TASK
Should any entry hold a picture, omit that picture and copy the rest of the entry exactly.

LISTED ENTRIES
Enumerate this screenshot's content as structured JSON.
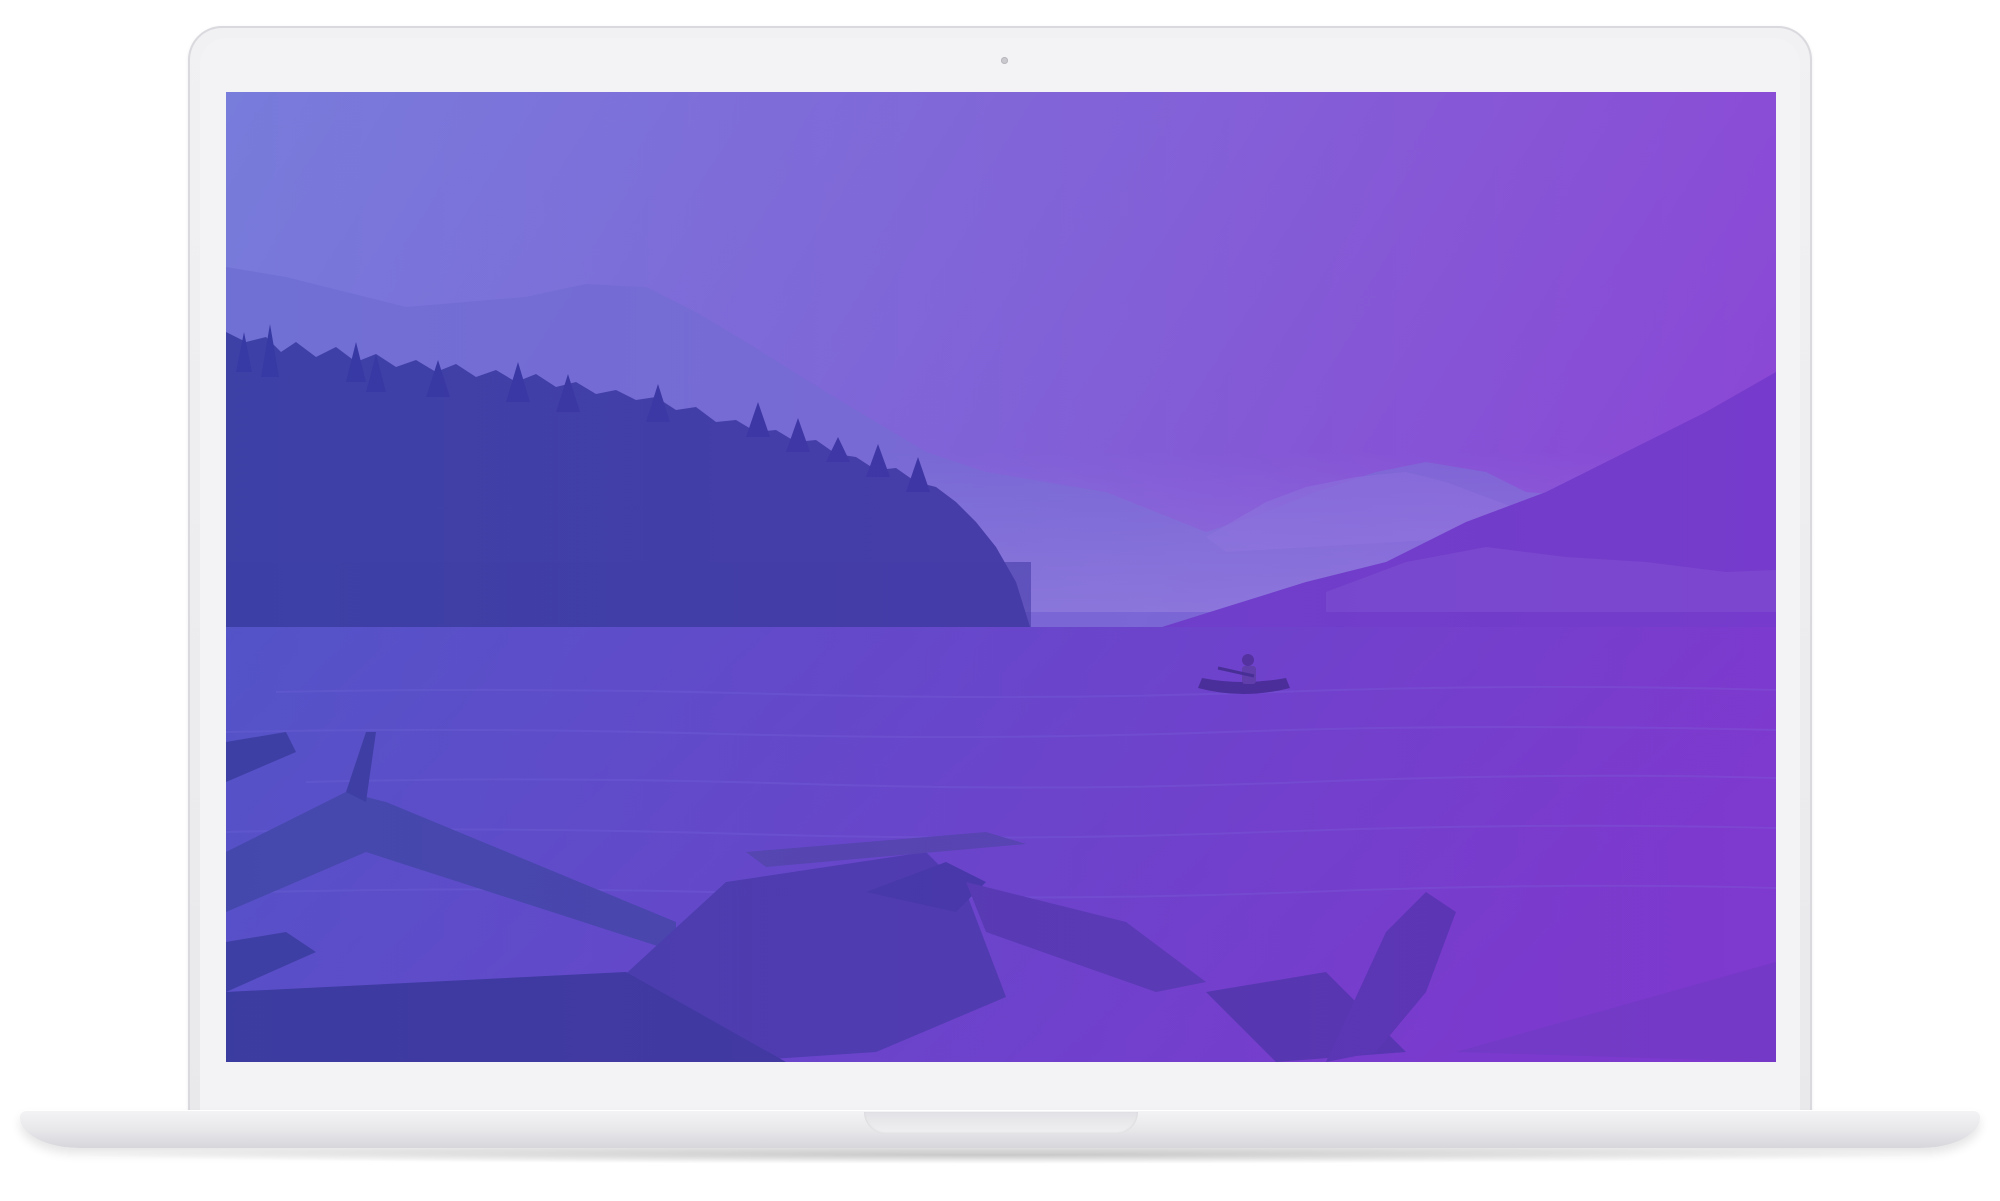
{
  "device": {
    "type": "laptop-mockup",
    "color": "#eeeef1"
  },
  "screen": {
    "content": "wallpaper-photo",
    "scene": [
      "mountains",
      "forest",
      "lake",
      "canoe",
      "driftwood"
    ],
    "overlay_gradient": [
      "#6a5ad6",
      "#8a45d0"
    ]
  }
}
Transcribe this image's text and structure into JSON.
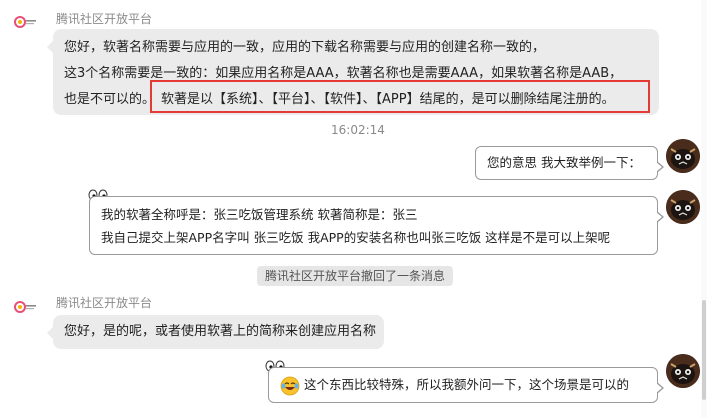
{
  "messages": [
    {
      "sender": "腾讯社区开放平台",
      "lines": [
        "您好，软著名称需要与应用的一致，应用的下载名称需要与应用的创建名称一致的，",
        "这3个名称需要是一致的：如果应用名称是AAA，软著名称也是需要AAA，如果软著名称是AAB，",
        "也是不可以的。"
      ],
      "highlighted": "软著是以【系统】、【平台】、【软件】、【APP】结尾的，是可以删除结尾注册的。"
    }
  ],
  "timestamp": "16:02:14",
  "outgoing": [
    {
      "text": "您的意思 我大致举例一下："
    },
    {
      "lines": [
        "我的软著全称呼是：张三吃饭管理系统  软著简称是：张三",
        "我自己提交上架APP名字叫 张三吃饭    我APP的安装名称也叫张三吃饭  这样是不是可以上架呢"
      ]
    }
  ],
  "recall_notice": "腾讯社区开放平台撤回了一条消息",
  "reply": {
    "sender": "腾讯社区开放平台",
    "text": "您好，是的呢，或者使用软著上的简称来创建应用名称"
  },
  "last_outgoing": {
    "emoji": "laughing-tears-icon",
    "text": "这个东西比较特殊，所以我额外问一下，这个场景是可以的"
  },
  "colors": {
    "highlight_border": "#e53935",
    "incoming_bubble": "#ebebeb",
    "outgoing_border": "#9a9a9a"
  }
}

OUTPUT BELOW
Enumerate this screenshot's content as structured JSON.
{
  "device": {
    "type": "laptop-mockup",
    "color": "#eeeef1"
  },
  "screen": {
    "content": "wallpaper-photo",
    "scene": [
      "mountains",
      "forest",
      "lake",
      "canoe",
      "driftwood"
    ],
    "overlay_gradient": [
      "#6a5ad6",
      "#8a45d0"
    ]
  }
}
Transcribe this image's text and structure into JSON.
{
  "messages": [
    {
      "sender": "腾讯社区开放平台",
      "lines": [
        "您好，软著名称需要与应用的一致，应用的下载名称需要与应用的创建名称一致的，",
        "这3个名称需要是一致的：如果应用名称是AAA，软著名称也是需要AAA，如果软著名称是AAB，",
        "也是不可以的。"
      ],
      "highlighted": "软著是以【系统】、【平台】、【软件】、【APP】结尾的，是可以删除结尾注册的。"
    }
  ],
  "timestamp": "16:02:14",
  "outgoing": [
    {
      "text": "您的意思 我大致举例一下："
    },
    {
      "lines": [
        "我的软著全称呼是：张三吃饭管理系统  软著简称是：张三",
        "我自己提交上架APP名字叫 张三吃饭    我APP的安装名称也叫张三吃饭  这样是不是可以上架呢"
      ]
    }
  ],
  "recall_notice": "腾讯社区开放平台撤回了一条消息",
  "reply": {
    "sender": "腾讯社区开放平台",
    "text": "您好，是的呢，或者使用软著上的简称来创建应用名称"
  },
  "last_outgoing": {
    "emoji": "laughing-tears-icon",
    "text": "这个东西比较特殊，所以我额外问一下，这个场景是可以的"
  },
  "colors": {
    "highlight_border": "#e53935",
    "incoming_bubble": "#ebebeb",
    "outgoing_border": "#9a9a9a"
  }
}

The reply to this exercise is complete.